Here we go again.
A story concerning an important component in the realm of select police/motorist interactions is garnering increasing interest across the country.
That it is might reasonably strike many of our readers across Colorado as starkly unsurprising. For, indeed, tales surrounding both the alleged and proven inaccuracies of alcohol-testing breathalyzer devices surface with some regularity.
A judge in one state ruled last year, for example, that blood alcohol content results pegged to breathalyzer readouts were “presumptively unreliable” in thousands of cases.
The breathalyzer that came under close scrutiny and was found wanting in that scandal was the Alcotest 9510, made by the German medical technology Draeger.
That same device is now prominently in the news once again, and for all the wrong reasons. The bottom-line takeaway from media accounts that are gaining steam is the conclusion of two research experts that Alcotest 9510 results should be interpreted “with extreme caution.”

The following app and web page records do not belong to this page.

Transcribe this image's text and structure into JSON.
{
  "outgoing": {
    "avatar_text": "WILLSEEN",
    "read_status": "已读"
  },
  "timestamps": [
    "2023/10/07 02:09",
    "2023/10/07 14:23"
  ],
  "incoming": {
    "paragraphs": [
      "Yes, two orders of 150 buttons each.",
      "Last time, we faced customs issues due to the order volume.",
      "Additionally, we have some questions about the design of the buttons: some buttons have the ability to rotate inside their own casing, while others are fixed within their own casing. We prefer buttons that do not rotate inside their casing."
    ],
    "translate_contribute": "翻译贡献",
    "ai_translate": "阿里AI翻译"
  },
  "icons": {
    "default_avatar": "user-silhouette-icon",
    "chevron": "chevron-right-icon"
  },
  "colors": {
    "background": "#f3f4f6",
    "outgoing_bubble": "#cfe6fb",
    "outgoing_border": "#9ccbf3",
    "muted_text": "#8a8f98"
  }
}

The views of those researchers were solicited following a 2015 DUI arrest in Washington State in which breathalyzer findings were questioned. The researchers obtained Draeger’s source code pursuant to a court order. They concluded through a detailed technical examination that Alcotest 9510 BAC findings were questionable.
And they then presented their conclusions via a report distributed to hundreds of defense attorneys at a national conference last summer. Before things could go much further, they were slapped with a cease-and-desist communication from Draeger alleging violation of the court order.
Draeger states that its forceful response owes solely to a desire to protect its valuable code, not to silence criticisms of its breathalyzer. Critics counter, though, that Draeger is indeed trying to stifle the report’s broad dissemination and its potentially powerful effect on juries hearing DUI-linked testimony.
We will keep readers updated on this story.